Task objective: Would you give all of the records again, exactly as they read?

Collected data
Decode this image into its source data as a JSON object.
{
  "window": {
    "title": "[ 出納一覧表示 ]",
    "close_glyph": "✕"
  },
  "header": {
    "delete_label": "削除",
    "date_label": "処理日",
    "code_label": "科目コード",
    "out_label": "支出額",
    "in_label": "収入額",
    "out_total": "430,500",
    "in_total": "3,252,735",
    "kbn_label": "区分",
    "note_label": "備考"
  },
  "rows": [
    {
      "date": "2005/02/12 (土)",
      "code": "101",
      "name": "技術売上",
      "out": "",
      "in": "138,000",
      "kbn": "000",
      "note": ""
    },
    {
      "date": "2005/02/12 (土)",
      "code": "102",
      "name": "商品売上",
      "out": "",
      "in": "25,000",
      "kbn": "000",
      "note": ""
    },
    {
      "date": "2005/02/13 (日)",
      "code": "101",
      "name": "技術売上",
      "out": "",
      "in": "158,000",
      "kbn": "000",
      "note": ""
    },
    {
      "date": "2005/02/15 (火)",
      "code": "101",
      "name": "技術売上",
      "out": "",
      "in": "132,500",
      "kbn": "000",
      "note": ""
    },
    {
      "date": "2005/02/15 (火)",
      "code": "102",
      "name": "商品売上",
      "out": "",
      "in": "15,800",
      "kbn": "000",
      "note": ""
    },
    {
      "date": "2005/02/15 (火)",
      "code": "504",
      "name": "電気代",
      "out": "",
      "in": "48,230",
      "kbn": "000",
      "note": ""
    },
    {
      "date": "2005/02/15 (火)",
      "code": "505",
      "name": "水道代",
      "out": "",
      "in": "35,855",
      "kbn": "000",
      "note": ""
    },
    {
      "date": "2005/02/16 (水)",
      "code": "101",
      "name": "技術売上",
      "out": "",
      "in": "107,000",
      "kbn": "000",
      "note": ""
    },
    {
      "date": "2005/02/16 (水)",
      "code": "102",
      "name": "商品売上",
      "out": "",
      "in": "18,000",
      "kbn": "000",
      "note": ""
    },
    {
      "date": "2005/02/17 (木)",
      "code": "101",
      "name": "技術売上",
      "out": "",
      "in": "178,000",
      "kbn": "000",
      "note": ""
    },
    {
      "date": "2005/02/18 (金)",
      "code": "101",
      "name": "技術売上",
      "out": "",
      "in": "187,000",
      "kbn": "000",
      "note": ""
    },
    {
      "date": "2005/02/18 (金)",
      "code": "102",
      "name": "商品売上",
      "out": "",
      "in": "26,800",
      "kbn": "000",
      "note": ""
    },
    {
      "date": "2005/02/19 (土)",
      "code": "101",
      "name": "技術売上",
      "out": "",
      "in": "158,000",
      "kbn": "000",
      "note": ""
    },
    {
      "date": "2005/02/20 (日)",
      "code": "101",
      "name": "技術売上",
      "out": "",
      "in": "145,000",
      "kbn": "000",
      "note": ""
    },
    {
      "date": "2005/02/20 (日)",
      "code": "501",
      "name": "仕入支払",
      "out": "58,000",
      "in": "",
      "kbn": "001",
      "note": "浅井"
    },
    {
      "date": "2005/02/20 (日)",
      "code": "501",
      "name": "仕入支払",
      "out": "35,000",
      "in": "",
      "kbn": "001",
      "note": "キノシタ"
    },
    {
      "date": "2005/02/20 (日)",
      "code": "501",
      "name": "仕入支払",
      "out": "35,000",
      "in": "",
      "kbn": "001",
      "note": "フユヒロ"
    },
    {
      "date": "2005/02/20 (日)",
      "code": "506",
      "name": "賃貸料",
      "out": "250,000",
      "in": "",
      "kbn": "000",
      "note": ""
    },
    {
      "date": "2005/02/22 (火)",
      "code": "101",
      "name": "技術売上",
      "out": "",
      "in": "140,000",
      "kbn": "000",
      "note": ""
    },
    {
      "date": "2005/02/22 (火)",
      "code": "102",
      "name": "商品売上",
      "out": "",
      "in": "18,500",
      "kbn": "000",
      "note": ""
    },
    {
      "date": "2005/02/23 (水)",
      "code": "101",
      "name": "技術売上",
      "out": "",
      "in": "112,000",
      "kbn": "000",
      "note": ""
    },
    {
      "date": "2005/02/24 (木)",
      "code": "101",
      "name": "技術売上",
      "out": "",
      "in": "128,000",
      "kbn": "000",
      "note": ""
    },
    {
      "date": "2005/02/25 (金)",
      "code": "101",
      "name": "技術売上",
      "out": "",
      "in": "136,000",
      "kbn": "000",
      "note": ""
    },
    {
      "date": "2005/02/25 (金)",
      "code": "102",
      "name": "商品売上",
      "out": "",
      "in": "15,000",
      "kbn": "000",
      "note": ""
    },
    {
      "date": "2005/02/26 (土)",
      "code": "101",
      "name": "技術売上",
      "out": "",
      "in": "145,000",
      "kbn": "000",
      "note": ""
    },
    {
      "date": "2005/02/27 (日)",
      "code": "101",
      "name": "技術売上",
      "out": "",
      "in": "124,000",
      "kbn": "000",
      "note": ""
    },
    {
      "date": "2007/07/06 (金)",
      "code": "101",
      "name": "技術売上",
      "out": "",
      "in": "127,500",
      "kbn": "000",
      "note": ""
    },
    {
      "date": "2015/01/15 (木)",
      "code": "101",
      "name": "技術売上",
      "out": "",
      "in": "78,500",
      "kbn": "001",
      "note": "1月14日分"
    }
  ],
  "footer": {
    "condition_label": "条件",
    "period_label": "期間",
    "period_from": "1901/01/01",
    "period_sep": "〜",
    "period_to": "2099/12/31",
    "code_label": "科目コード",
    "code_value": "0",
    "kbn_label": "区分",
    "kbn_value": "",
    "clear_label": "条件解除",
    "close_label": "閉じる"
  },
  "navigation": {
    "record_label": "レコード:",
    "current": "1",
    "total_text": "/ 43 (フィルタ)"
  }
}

Reply:
Decode this image into its source data as a JSON object.
{
  "window": {
    "title": "[ 出納一覧表示 ]",
    "close_glyph": "✕"
  },
  "header": {
    "delete_label": "削除",
    "date_label": "処理日",
    "code_label": "科目コード",
    "out_label": "支出額",
    "in_label": "収入額",
    "out_total": "430,500",
    "in_total": "3,252,735",
    "kbn_label": "区分",
    "note_label": "備考"
  },
  "rows": [
    {
      "date": "2005/02/12 (土)",
      "code": "101",
      "name": "技術売上",
      "out": "",
      "in": "138,000",
      "kbn": "000",
      "note": ""
    },
    {
      "date": "2005/02/12 (土)",
      "code": "102",
      "name": "商品売上",
      "out": "",
      "in": "25,000",
      "kbn": "000",
      "note": ""
    },
    {
      "date": "2005/02/13 (日)",
      "code": "101",
      "name": "技術売上",
      "out": "",
      "in": "158,000",
      "kbn": "000",
      "note": ""
    },
    {
      "date": "2005/02/15 (火)",
      "code": "101",
      "name": "技術売上",
      "out": "",
      "in": "132,500",
      "kbn": "000",
      "note": ""
    },
    {
      "date": "2005/02/15 (火)",
      "code": "102",
      "name": "商品売上",
      "out": "",
      "in": "15,800",
      "kbn": "000",
      "note": ""
    },
    {
      "date": "2005/02/15 (火)",
      "code": "504",
      "name": "電気代",
      "out": "",
      "in": "48,230",
      "kbn": "000",
      "note": ""
    },
    {
      "date": "2005/02/15 (火)",
      "code": "505",
      "name": "水道代",
      "out": "",
      "in": "35,855",
      "kbn": "000",
      "note": ""
    },
    {
      "date": "2005/02/16 (水)",
      "code": "101",
      "name": "技術売上",
      "out": "",
      "in": "107,000",
      "kbn": "000",
      "note": ""
    },
    {
      "date": "2005/02/16 (水)",
      "code": "102",
      "name": "商品売上",
      "out": "",
      "in": "18,000",
      "kbn": "000",
      "note": ""
    },
    {
      "date": "2005/02/17 (木)",
      "code": "101",
      "name": "技術売上",
      "out": "",
      "in": "178,000",
      "kbn": "000",
      "note": ""
    },
    {
      "date": "2005/02/18 (金)",
      "code": "101",
      "name": "技術売上",
      "out": "",
      "in": "187,000",
      "kbn": "000",
      "note": ""
    },
    {
      "date": "2005/02/18 (金)",
      "code": "102",
      "name": "商品売上",
      "out": "",
      "in": "26,800",
      "kbn": "000",
      "note": ""
    },
    {
      "date": "2005/02/19 (土)",
      "code": "101",
      "name": "技術売上",
      "out": "",
      "in": "158,000",
      "kbn": "000",
      "note": ""
    },
    {
      "date": "2005/02/20 (日)",
      "code": "101",
      "name": "技術売上",
      "out": "",
      "in": "145,000",
      "kbn": "000",
      "note": ""
    },
    {
      "date": "2005/02/20 (日)",
      "code": "501",
      "name": "仕入支払",
      "out": "58,000",
      "in": "",
      "kbn": "001",
      "note": "浅井"
    },
    {
      "date": "2005/02/20 (日)",
      "code": "501",
      "name": "仕入支払",
      "out": "35,000",
      "in": "",
      "kbn": "001",
      "note": "キノシタ"
    },
    {
      "date": "2005/02/20 (日)",
      "code": "501",
      "name": "仕入支払",
      "out": "35,000",
      "in": "",
      "kbn": "001",
      "note": "フユヒロ"
    },
    {
      "date": "2005/02/20 (日)",
      "code": "506",
      "name": "賃貸料",
      "out": "250,000",
      "in": "",
      "kbn": "000",
      "note": ""
    },
    {
      "date": "2005/02/22 (火)",
      "code": "101",
      "name": "技術売上",
      "out": "",
      "in": "140,000",
      "kbn": "000",
      "note": ""
    },
    {
      "date": "2005/02/22 (火)",
      "code": "102",
      "name": "商品売上",
      "out": "",
      "in": "18,500",
      "kbn": "000",
      "note": ""
    },
    {
      "date": "2005/02/23 (水)",
      "code": "101",
      "name": "技術売上",
      "out": "",
      "in": "112,000",
      "kbn": "000",
      "note": ""
    },
    {
      "date": "2005/02/24 (木)",
      "code": "101",
      "name": "技術売上",
      "out": "",
      "in": "128,000",
      "kbn": "000",
      "note": ""
    },
    {
      "date": "2005/02/25 (金)",
      "code": "101",
      "name": "技術売上",
      "out": "",
      "in": "136,000",
      "kbn": "000",
      "note": ""
    },
    {
      "date": "2005/02/25 (金)",
      "code": "102",
      "name": "商品売上",
      "out": "",
      "in": "15,000",
      "kbn": "000",
      "note": ""
    },
    {
      "date": "2005/02/26 (土)",
      "code": "101",
      "name": "技術売上",
      "out": "",
      "in": "145,000",
      "kbn": "000",
      "note": ""
    },
    {
      "date": "2005/02/27 (日)",
      "code": "101",
      "name": "技術売上",
      "out": "",
      "in": "124,000",
      "kbn": "000",
      "note": ""
    },
    {
      "date": "2007/07/06 (金)",
      "code": "101",
      "name": "技術売上",
      "out": "",
      "in": "127,500",
      "kbn": "000",
      "note": ""
    },
    {
      "date": "2015/01/15 (木)",
      "code": "101",
      "name": "技術売上",
      "out": "",
      "in": "78,500",
      "kbn": "001",
      "note": "1月14日分"
    }
  ],
  "footer": {
    "condition_label": "条件",
    "period_label": "期間",
    "period_from": "1901/01/01",
    "period_sep": "〜",
    "period_to": "2099/12/31",
    "code_label": "科目コード",
    "code_value": "0",
    "kbn_label": "区分",
    "kbn_value": "",
    "clear_label": "条件解除",
    "close_label": "閉じる"
  },
  "navigation": {
    "record_label": "レコード:",
    "current": "1",
    "total_text": "/ 43 (フィルタ)"
  }
}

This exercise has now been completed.